» **Task details**:
The answer must be the full listing, reproduced without any change.

» **Materials provided**:
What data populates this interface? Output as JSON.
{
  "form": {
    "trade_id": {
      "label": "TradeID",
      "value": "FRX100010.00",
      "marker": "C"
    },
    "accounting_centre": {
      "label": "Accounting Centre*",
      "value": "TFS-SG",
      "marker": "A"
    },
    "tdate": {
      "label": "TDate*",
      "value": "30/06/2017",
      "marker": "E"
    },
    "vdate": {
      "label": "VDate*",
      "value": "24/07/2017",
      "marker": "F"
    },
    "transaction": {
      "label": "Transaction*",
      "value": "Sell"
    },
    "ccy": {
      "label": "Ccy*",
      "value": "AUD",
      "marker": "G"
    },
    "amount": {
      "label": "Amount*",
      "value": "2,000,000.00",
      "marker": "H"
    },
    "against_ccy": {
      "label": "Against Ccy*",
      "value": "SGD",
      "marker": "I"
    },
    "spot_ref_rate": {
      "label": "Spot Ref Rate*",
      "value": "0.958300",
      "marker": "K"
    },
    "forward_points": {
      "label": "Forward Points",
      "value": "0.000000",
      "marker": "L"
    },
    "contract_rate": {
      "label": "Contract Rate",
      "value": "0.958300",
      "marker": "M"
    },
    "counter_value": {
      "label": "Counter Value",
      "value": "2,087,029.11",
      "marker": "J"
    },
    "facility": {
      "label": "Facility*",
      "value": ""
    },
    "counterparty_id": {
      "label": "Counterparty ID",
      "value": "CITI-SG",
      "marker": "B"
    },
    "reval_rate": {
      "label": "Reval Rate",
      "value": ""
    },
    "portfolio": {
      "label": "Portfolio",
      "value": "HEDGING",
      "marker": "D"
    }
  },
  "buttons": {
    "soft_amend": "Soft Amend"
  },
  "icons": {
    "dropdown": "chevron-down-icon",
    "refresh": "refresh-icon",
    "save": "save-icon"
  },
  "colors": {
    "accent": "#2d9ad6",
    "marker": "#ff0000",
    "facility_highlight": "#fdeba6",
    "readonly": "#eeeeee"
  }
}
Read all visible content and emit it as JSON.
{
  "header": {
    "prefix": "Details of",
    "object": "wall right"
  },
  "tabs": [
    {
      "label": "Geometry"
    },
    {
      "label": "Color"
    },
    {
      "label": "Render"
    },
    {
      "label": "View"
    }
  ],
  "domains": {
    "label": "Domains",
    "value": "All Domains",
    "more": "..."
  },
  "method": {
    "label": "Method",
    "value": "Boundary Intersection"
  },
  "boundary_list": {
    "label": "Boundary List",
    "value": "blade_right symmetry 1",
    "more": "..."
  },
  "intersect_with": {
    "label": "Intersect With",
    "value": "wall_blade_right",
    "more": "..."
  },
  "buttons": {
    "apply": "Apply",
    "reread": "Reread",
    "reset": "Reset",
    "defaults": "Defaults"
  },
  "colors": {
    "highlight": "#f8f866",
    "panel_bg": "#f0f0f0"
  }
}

» **Answer**:
What data populates this interface? Output as JSON.
{
  "form": {
    "trade_id": {
      "label": "TradeID",
      "value": "FRX100010.00",
      "marker": "C"
    },
    "accounting_centre": {
      "label": "Accounting Centre*",
      "value": "TFS-SG",
      "marker": "A"
    },
    "tdate": {
      "label": "TDate*",
      "value": "30/06/2017",
      "marker": "E"
    },
    "vdate": {
      "label": "VDate*",
      "value": "24/07/2017",
      "marker": "F"
    },
    "transaction": {
      "label": "Transaction*",
      "value": "Sell"
    },
    "ccy": {
      "label": "Ccy*",
      "value": "AUD",
      "marker": "G"
    },
    "amount": {
      "label": "Amount*",
      "value": "2,000,000.00",
      "marker": "H"
    },
    "against_ccy": {
      "label": "Against Ccy*",
      "value": "SGD",
      "marker": "I"
    },
    "spot_ref_rate": {
      "label": "Spot Ref Rate*",
      "value": "0.958300",
      "marker": "K"
    },
    "forward_points": {
      "label": "Forward Points",
      "value": "0.000000",
      "marker": "L"
    },
    "contract_rate": {
      "label": "Contract Rate",
      "value": "0.958300",
      "marker": "M"
    },
    "counter_value": {
      "label": "Counter Value",
      "value": "2,087,029.11",
      "marker": "J"
    },
    "facility": {
      "label": "Facility*",
      "value": ""
    },
    "counterparty_id": {
      "label": "Counterparty ID",
      "value": "CITI-SG",
      "marker": "B"
    },
    "reval_rate": {
      "label": "Reval Rate",
      "value": ""
    },
    "portfolio": {
      "label": "Portfolio",
      "value": "HEDGING",
      "marker": "D"
    }
  },
  "buttons": {
    "soft_amend": "Soft Amend"
  },
  "icons": {
    "dropdown": "chevron-down-icon",
    "refresh": "refresh-icon",
    "save": "save-icon"
  },
  "colors": {
    "accent": "#2d9ad6",
    "marker": "#ff0000",
    "facility_highlight": "#fdeba6",
    "readonly": "#eeeeee"
  }
}
Read all visible content and emit it as JSON.
{
  "header": {
    "prefix": "Details of",
    "object": "wall right"
  },
  "tabs": [
    {
      "label": "Geometry"
    },
    {
      "label": "Color"
    },
    {
      "label": "Render"
    },
    {
      "label": "View"
    }
  ],
  "domains": {
    "label": "Domains",
    "value": "All Domains",
    "more": "..."
  },
  "method": {
    "label": "Method",
    "value": "Boundary Intersection"
  },
  "boundary_list": {
    "label": "Boundary List",
    "value": "blade_right symmetry 1",
    "more": "..."
  },
  "intersect_with": {
    "label": "Intersect With",
    "value": "wall_blade_right",
    "more": "..."
  },
  "buttons": {
    "apply": "Apply",
    "reread": "Reread",
    "reset": "Reset",
    "defaults": "Defaults"
  },
  "colors": {
    "highlight": "#f8f866",
    "panel_bg": "#f0f0f0"
  }
}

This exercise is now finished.